## Data items
________________________

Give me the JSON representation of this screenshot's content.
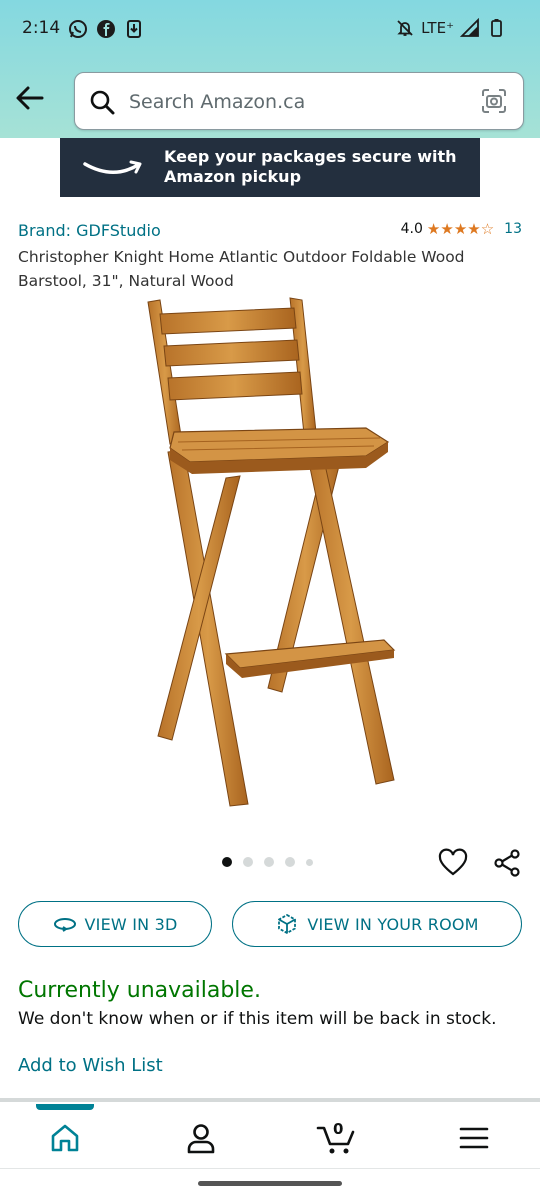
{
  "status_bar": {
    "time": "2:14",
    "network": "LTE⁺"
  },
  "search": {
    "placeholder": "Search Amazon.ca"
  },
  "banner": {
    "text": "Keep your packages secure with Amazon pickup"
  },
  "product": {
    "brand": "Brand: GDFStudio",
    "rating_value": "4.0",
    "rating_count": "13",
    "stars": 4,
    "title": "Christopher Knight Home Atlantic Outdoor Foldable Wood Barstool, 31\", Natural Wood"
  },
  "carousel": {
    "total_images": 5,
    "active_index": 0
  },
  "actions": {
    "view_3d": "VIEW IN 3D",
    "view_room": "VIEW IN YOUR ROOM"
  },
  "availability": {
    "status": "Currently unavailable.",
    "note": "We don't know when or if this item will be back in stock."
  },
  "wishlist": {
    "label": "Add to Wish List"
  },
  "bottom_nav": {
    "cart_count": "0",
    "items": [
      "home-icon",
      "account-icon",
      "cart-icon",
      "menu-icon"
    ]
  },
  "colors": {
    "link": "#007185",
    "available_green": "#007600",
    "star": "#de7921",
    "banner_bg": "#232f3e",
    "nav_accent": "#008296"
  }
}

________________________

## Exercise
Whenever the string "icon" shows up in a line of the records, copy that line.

## Solution
      "home-icon",
      "account-icon",
      "cart-icon",
      "menu-icon"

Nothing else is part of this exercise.